Giza and The Pyramıds

Giza and The Pyramıds

The Pyramids of Giza, namely Khufu, Khafre, and Menkaure were taken their names after the pharaohs. This monumental complex, estimated to be built during the reign of the old kingdom in the 3000s BC, is considered to be the first wonder of the world.

Dazzling with its size and magnificence, Khufu is located in Cairo, the capital of today’s Egypt. It covers an area of 5 hectares with a base of 230 meters on each side. Initially, it was 146 meters high. Stone blocks of 1 cubic meter are arranged in 201 rows and the first row at the base is 1.5 meters high; the height of the following rows gradually decreases and goes down to 0.55 meters on the top. It is estimated that there are 2.6 million stone blocks in the pyramid, which represents a mass of 7 million tons. This weight was mined from the nearby quarries, brought to the bottom of the pyramid construction by carriages and pulled up and put into place as the structure raised. This means 7000 trains carrying 1000 tons each or 700,000 trucks carrying 10 tons each in today’s conditions!

Great Sphinx of Giza

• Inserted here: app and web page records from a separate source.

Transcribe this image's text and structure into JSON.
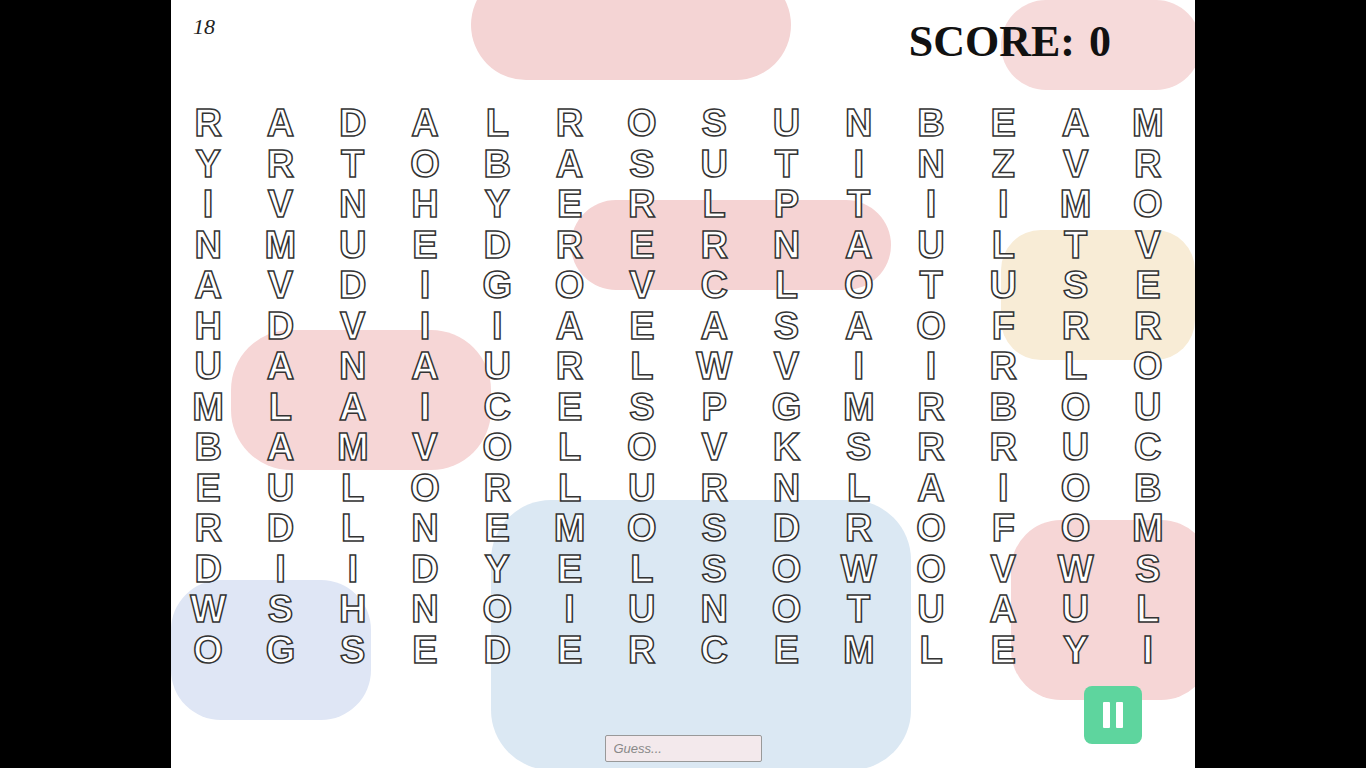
{
  "timer": "18",
  "score": {
    "label": "SCORE:",
    "value": "0"
  },
  "grid": [
    [
      "R",
      "A",
      "D",
      "A",
      "L",
      "R",
      "O",
      "S",
      "U",
      "N",
      "B",
      "E",
      "A",
      "M"
    ],
    [
      "Y",
      "R",
      "T",
      "O",
      "B",
      "A",
      "S",
      "U",
      "T",
      "I",
      "N",
      "Z",
      "V",
      "R"
    ],
    [
      "I",
      "V",
      "N",
      "H",
      "Y",
      "E",
      "R",
      "L",
      "P",
      "T",
      "I",
      "I",
      "M",
      "O"
    ],
    [
      "N",
      "M",
      "U",
      "E",
      "D",
      "R",
      "E",
      "R",
      "N",
      "A",
      "U",
      "L",
      "T",
      "V"
    ],
    [
      "A",
      "V",
      "D",
      "I",
      "G",
      "O",
      "V",
      "C",
      "L",
      "O",
      "T",
      "U",
      "S",
      "E"
    ],
    [
      "H",
      "D",
      "V",
      "I",
      "I",
      "A",
      "E",
      "A",
      "S",
      "A",
      "O",
      "F",
      "R",
      "R"
    ],
    [
      "U",
      "A",
      "N",
      "A",
      "U",
      "R",
      "L",
      "W",
      "V",
      "I",
      "I",
      "R",
      "L",
      "O"
    ],
    [
      "M",
      "L",
      "A",
      "I",
      "C",
      "E",
      "S",
      "P",
      "G",
      "M",
      "R",
      "B",
      "O",
      "U"
    ],
    [
      "B",
      "A",
      "M",
      "V",
      "O",
      "L",
      "O",
      "V",
      "K",
      "S",
      "R",
      "R",
      "U",
      "C"
    ],
    [
      "E",
      "U",
      "L",
      "O",
      "R",
      "L",
      "U",
      "R",
      "N",
      "L",
      "A",
      "I",
      "O",
      "B"
    ],
    [
      "R",
      "D",
      "L",
      "N",
      "E",
      "M",
      "O",
      "S",
      "D",
      "R",
      "O",
      "F",
      "O",
      "M"
    ],
    [
      "D",
      "I",
      "I",
      "D",
      "Y",
      "E",
      "L",
      "S",
      "O",
      "W",
      "O",
      "V",
      "W",
      "S"
    ],
    [
      "W",
      "S",
      "H",
      "N",
      "O",
      "I",
      "U",
      "N",
      "O",
      "T",
      "U",
      "A",
      "U",
      "L"
    ],
    [
      "O",
      "G",
      "S",
      "E",
      "D",
      "E",
      "R",
      "C",
      "E",
      "M",
      "L",
      "E",
      "Y",
      "I"
    ]
  ],
  "guess": {
    "placeholder": "Guess...",
    "value": ""
  },
  "pause_button": {
    "paused": false
  }
}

Another important monument in the same area as the Pyramids of Giza is the Great Sphinx of Giza. 73.5 meters long, 6 meters wide and 20 meters high sphinx is the world’s largest single-stone statue. Since they were considered sacred in ancient Egyptian mythology, it was thought that it was built to protect the tombs and pyramids of Pharaoh by using the powers of divinity and magic. In the old depictions, only the monumental head of the sphinx rising from the sand is visible. Sand cleaning began with Caviglia in 1816, then stopped and readdressed by Mariette in 1853. In 1886, Maspero and Brugsch would remove the statue completely from the sand and reveal the body of an outstretched lion guarding the tomb of Pharaoh Khafre.